We lost our 15-year-old doxie Angel, and welcomed a new Shih-poo, Luna and have been working on training her and helping our remaining doxie transition from being the little sister and everything buddy to the big sister with an annoying puppy.  And did I mention that my dad brought his rescue, Reba with him?  We also built a chicken coop and are raising 8 backyard chickens that have been a great source of eggs, a consumer of leftovers and scraps, and have brought hours of entertainment for us and the dogs.  Oh, and did I mention the extra-large Guinea pig, Java, that joined our family?

But we have family meals together daily, go for walks, play games and have family movie nights. We’ve been creative on travel with camping or focusing on outdoor areas. We have learned how much we enjoy being around each other all the time and how much busyness we had in our life that was unnecessary and we didn’t miss when we cut it out.

Around all of this, I have continued to gain more experience as a virtual teacher and my husband has slowly but steadily grown his handyman business and found a balance between work and family time. Add all of that to the pandemic and everyone facing unexplored territories, I didn’t feel I had the knowledge to guide anyone since none of us knew what we were doing or for how long—or the time!  But as time passed,  I realized a few things.

A rainbow right before it grew into a double rainbow just before sunset–a beautiful sight on one of our walks

One, I miss writing immensely. There is something powerful of taking an idea, expanding on it, and sharing it with the world, along with all the vulnerability that comes from that.  Two, it’ a great way to focus my thoughts and get time to myself—events that are very rare in my day. Three, and this is the big one that brought me back, so what if I am not an expert? So what if I don’t have great insight that will change your life? Right now, we need to share ideas, hear ideas, and explore new options, even if that means failing at something and starting over a new way. 

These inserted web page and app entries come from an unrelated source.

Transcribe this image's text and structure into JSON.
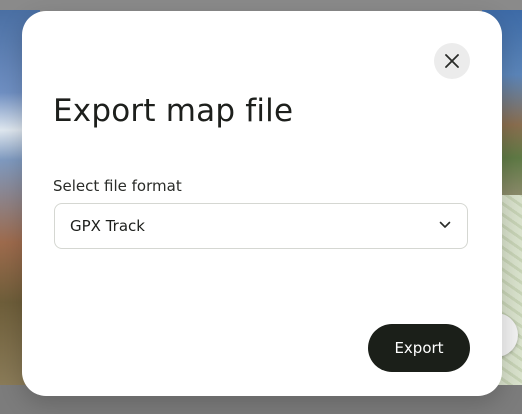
{
  "modal": {
    "title": "Export map file",
    "close_icon": "close-icon",
    "format_field": {
      "label": "Select file format",
      "selected_value": "GPX Track",
      "icon": "chevron-down-icon"
    },
    "export_button": {
      "label": "Export"
    }
  },
  "colors": {
    "modal_background": "#ffffff",
    "primary_button": "#1b1f19",
    "close_button_background": "#ececec",
    "text_primary": "#1d1f1c"
  }
}
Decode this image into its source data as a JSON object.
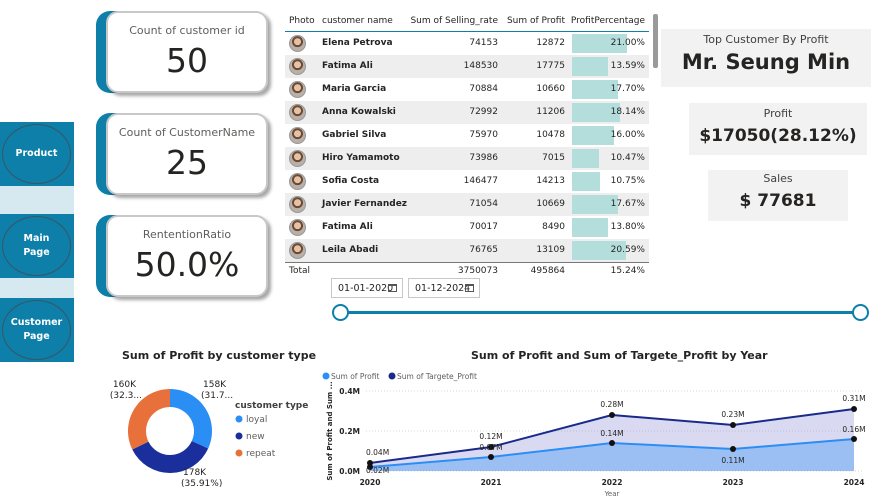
{
  "nav": {
    "items": [
      {
        "label": "Product"
      },
      {
        "label": "Main\nPage"
      },
      {
        "label": "Customer\nPage"
      }
    ]
  },
  "kpis": [
    {
      "label": "Count of customer id",
      "value": "50"
    },
    {
      "label": "Count of CustomerName",
      "value": "25"
    },
    {
      "label": "RententionRatio",
      "value": "50.0%"
    }
  ],
  "table": {
    "headers": {
      "photo": "Photo",
      "name": "customer name",
      "selling": "Sum of Selling_rate",
      "profit": "Sum of Profit",
      "pct": "ProfitPercentage"
    },
    "rows": [
      {
        "name": "Elena Petrova",
        "selling": "74153",
        "profit": "12872",
        "pct": "21.00%",
        "pct_value": 21.0
      },
      {
        "name": "Fatima Ali",
        "selling": "148530",
        "profit": "17775",
        "pct": "13.59%",
        "pct_value": 13.59
      },
      {
        "name": "Maria Garcia",
        "selling": "70884",
        "profit": "10660",
        "pct": "17.70%",
        "pct_value": 17.7
      },
      {
        "name": "Anna Kowalski",
        "selling": "72992",
        "profit": "11206",
        "pct": "18.14%",
        "pct_value": 18.14
      },
      {
        "name": "Gabriel Silva",
        "selling": "75970",
        "profit": "10478",
        "pct": "16.00%",
        "pct_value": 16.0
      },
      {
        "name": "Hiro Yamamoto",
        "selling": "73986",
        "profit": "7015",
        "pct": "10.47%",
        "pct_value": 10.47
      },
      {
        "name": "Sofia Costa",
        "selling": "146477",
        "profit": "14213",
        "pct": "10.75%",
        "pct_value": 10.75
      },
      {
        "name": "Javier Fernandez",
        "selling": "71054",
        "profit": "10669",
        "pct": "17.67%",
        "pct_value": 17.67
      },
      {
        "name": "Fatima Ali",
        "selling": "70017",
        "profit": "8490",
        "pct": "13.80%",
        "pct_value": 13.8
      },
      {
        "name": "Leila Abadi",
        "selling": "76765",
        "profit": "13109",
        "pct": "20.59%",
        "pct_value": 20.59
      }
    ],
    "total": {
      "label": "Total",
      "selling": "3750073",
      "profit": "495864",
      "pct": "15.24%"
    }
  },
  "top_customer": {
    "label": "Top Customer By Profit",
    "value": "Mr. Seung Min"
  },
  "profit_box": {
    "label": "Profit",
    "value": "$17050(28.12%)"
  },
  "sales_box": {
    "label": "Sales",
    "value": "$ 77681"
  },
  "date_slicer": {
    "start": "01-01-2020",
    "end": "01-12-2024"
  },
  "colors": {
    "accent": "#0d7fa9",
    "loyal": "#2b8ef5",
    "new": "#1a2f9c",
    "repeat": "#e8703a",
    "profit_line": "#2b8ef5",
    "target_line": "#1a2a8a"
  },
  "chart_data": [
    {
      "type": "pie",
      "title": "Sum of Profit by customer type",
      "legend_title": "customer type",
      "legend_position": "right",
      "slices": [
        {
          "name": "loyal",
          "value": 158,
          "label": "158K",
          "pct_label": "(31.7...",
          "color": "#2b8ef5"
        },
        {
          "name": "new",
          "value": 178,
          "label": "178K",
          "pct_label": "(35.91%)",
          "color": "#1a2f9c"
        },
        {
          "name": "repeat",
          "value": 160,
          "label": "160K",
          "pct_label": "(32.3...",
          "color": "#e8703a"
        }
      ]
    },
    {
      "type": "area",
      "title": "Sum of Profit and Sum of Targete_Profit by Year",
      "xlabel": "Year",
      "ylabel": "Sum of Profit and Sum ...",
      "x": [
        2020,
        2021,
        2022,
        2023,
        2024
      ],
      "ylim": [
        0,
        0.4
      ],
      "yticks": [
        "0.0M",
        "0.2M",
        "0.4M"
      ],
      "ytick_values": [
        0,
        0.2,
        0.4
      ],
      "legend_position": "top-left",
      "series": [
        {
          "name": "Sum of Profit",
          "values": [
            0.02,
            0.07,
            0.14,
            0.11,
            0.16
          ],
          "labels": [
            "0.02M",
            "0.07M",
            "0.14M",
            "0.11M",
            "0.16M"
          ],
          "color": "#2b8ef5"
        },
        {
          "name": "Sum of Targete_Profit",
          "values": [
            0.04,
            0.12,
            0.28,
            0.23,
            0.31
          ],
          "labels": [
            "0.04M",
            "0.12M",
            "0.28M",
            "0.23M",
            "0.31M"
          ],
          "color": "#1a2a8a"
        }
      ]
    }
  ]
}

So, here’s the morsel we all need to hear: how is what you are doing in your classroom helping your students? Are they learning skills they will need in future classes or careers? Great! Are they learning techniques for adapting to new ways of doing something? Super! Are they exploring a way of life that could be an option for them in the future by working at home and learning to be self-motivated? Fantastic!  Are they getting a voice and your focused attention because a Zoom or Teams call can minimize distractions by muting people or viewing only the speaker? Gold! Maybe this is the chapter of their life where the lessons come from the relationships being built and learning to handle boredom and self-management, skills that are lacking from our always on lifestyle we live.

I’ve thoroughly enjoyed the chance to talk to my students, whether it was about what they were learning, how to use it in school, how they may use it someday in life, or what is happening in life right now.  I’ve sent a text just to check in or to remind them of something due. I’ve even spent time just talking to their parents.  They needed someone to talk to that didn’t live under their roof about what they are dealing with or how to help their kids and, sometimes, I was the call at the time that they needed. It created a great bond and helped them through a challenging time, even if it was simply sharing a quick tip on balancing their schedule, answering a question or a weekly video snippet that gave them insight on the work due for the week. Those moments may be brief but can be very powerful.

So, as you enjoy your holidays and start thinking of your return to school and what you can provide that is meaningful to your students, remember to make time to take care of you and to teach them how to take care of them. What they learn from this major life event will shape the rest of their lives—how can you make that meaningful?

From my family to you and yours, whatever and however you celebrate, just celebrate.

Happy Holidays and all that jazz.

We grouped our trees together this year, kept the ornaments in the box to enjoy just the lights, but couldn’t forget my son’s train that he loves so much.